Data:

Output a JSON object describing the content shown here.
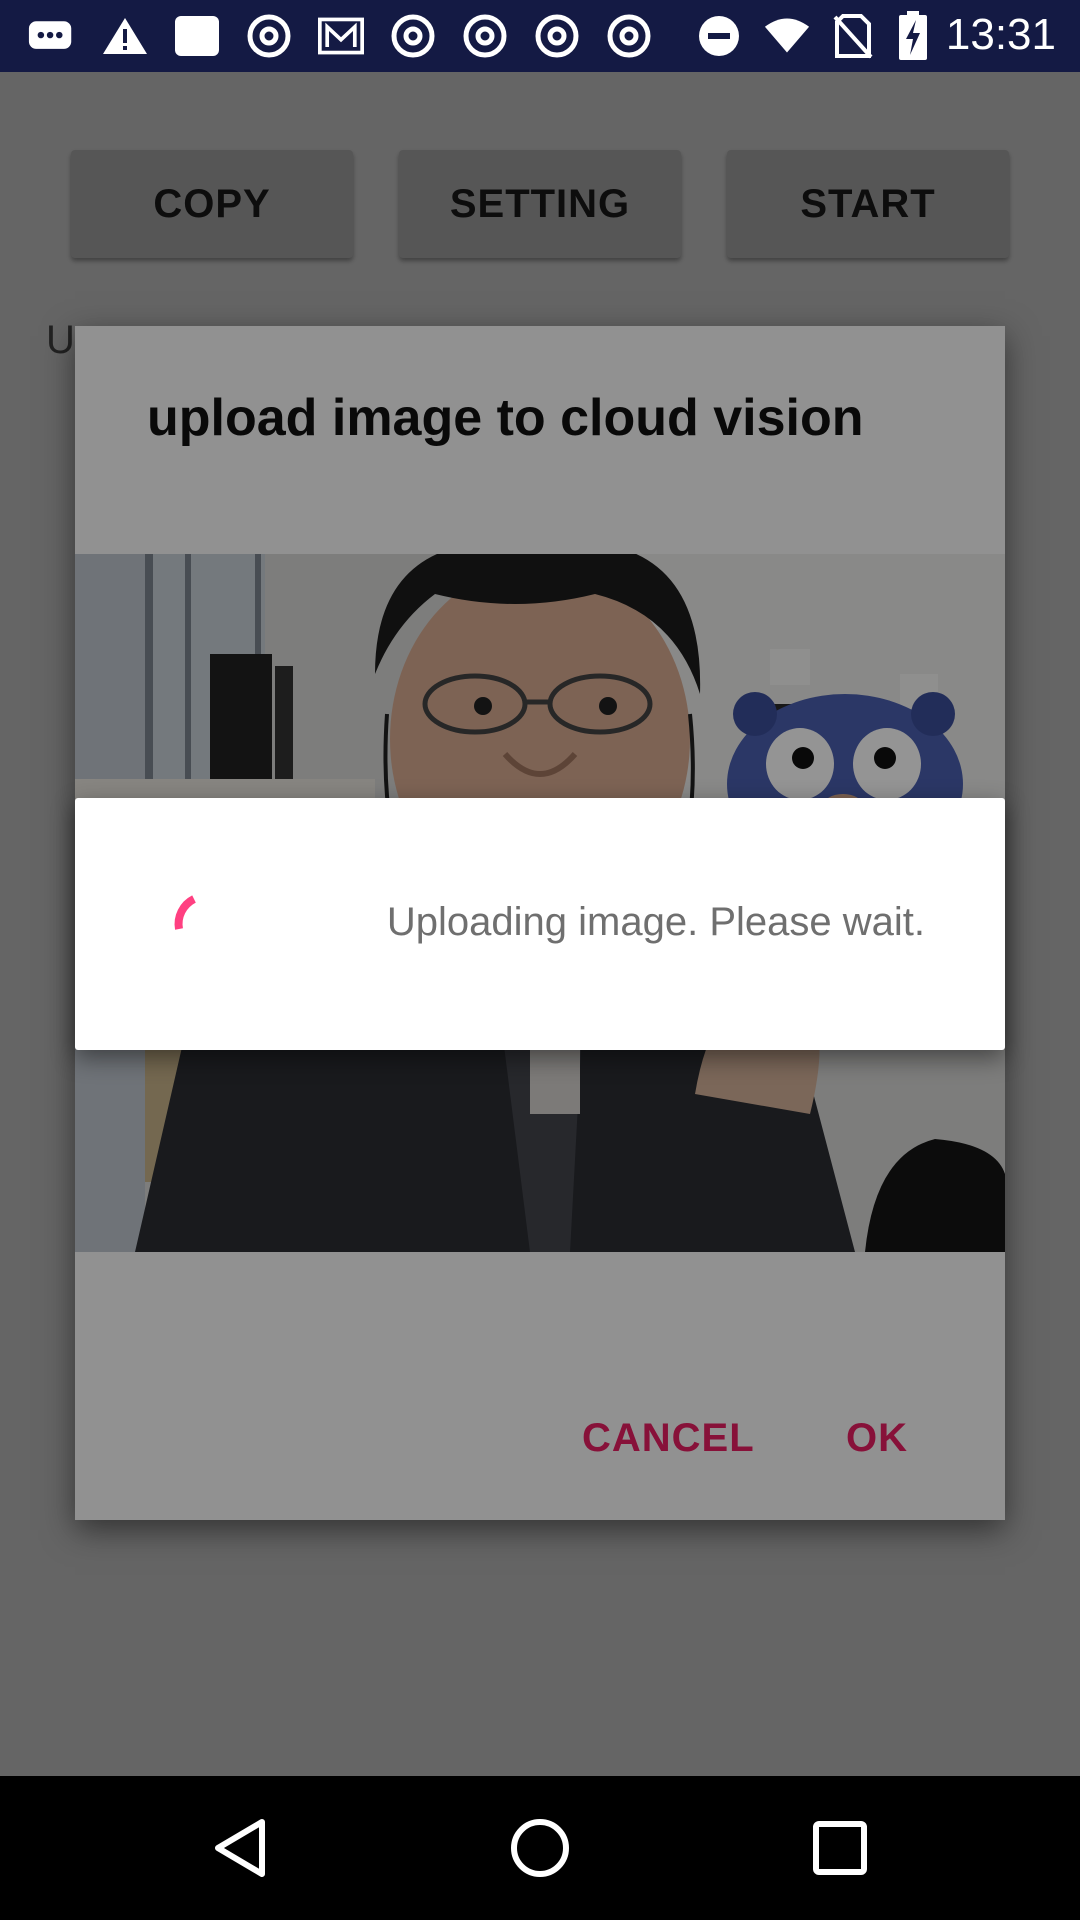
{
  "status_bar": {
    "time": "13:31",
    "icons": [
      "chat-bubble-icon",
      "warning-icon",
      "square-notification-icon",
      "chrome-icon",
      "gmail-icon",
      "chrome-icon",
      "chrome-icon",
      "chrome-icon",
      "chrome-icon",
      "do-not-disturb-icon",
      "wifi-icon",
      "no-sim-icon",
      "battery-charging-icon"
    ]
  },
  "app": {
    "buttons": [
      "COPY",
      "SETTING",
      "START"
    ],
    "peek_text": "U"
  },
  "dialog": {
    "title": "upload image to cloud vision",
    "cancel_label": "CANCEL",
    "ok_label": "OK"
  },
  "progress": {
    "message": "Uploading image. Please wait.",
    "accent_color": "#ff4081"
  },
  "nav_bar": {
    "icons": [
      "back-icon",
      "home-icon",
      "recents-icon"
    ]
  }
}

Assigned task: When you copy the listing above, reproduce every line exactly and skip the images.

Solved problem:
Output a JSON object describing the content shown here.
{
  "status_bar": {
    "time": "13:31",
    "icons": [
      "chat-bubble-icon",
      "warning-icon",
      "square-notification-icon",
      "chrome-icon",
      "gmail-icon",
      "chrome-icon",
      "chrome-icon",
      "chrome-icon",
      "chrome-icon",
      "do-not-disturb-icon",
      "wifi-icon",
      "no-sim-icon",
      "battery-charging-icon"
    ]
  },
  "app": {
    "buttons": [
      "COPY",
      "SETTING",
      "START"
    ],
    "peek_text": "U"
  },
  "dialog": {
    "title": "upload image to cloud vision",
    "cancel_label": "CANCEL",
    "ok_label": "OK"
  },
  "progress": {
    "message": "Uploading image. Please wait.",
    "accent_color": "#ff4081"
  },
  "nav_bar": {
    "icons": [
      "back-icon",
      "home-icon",
      "recents-icon"
    ]
  }
}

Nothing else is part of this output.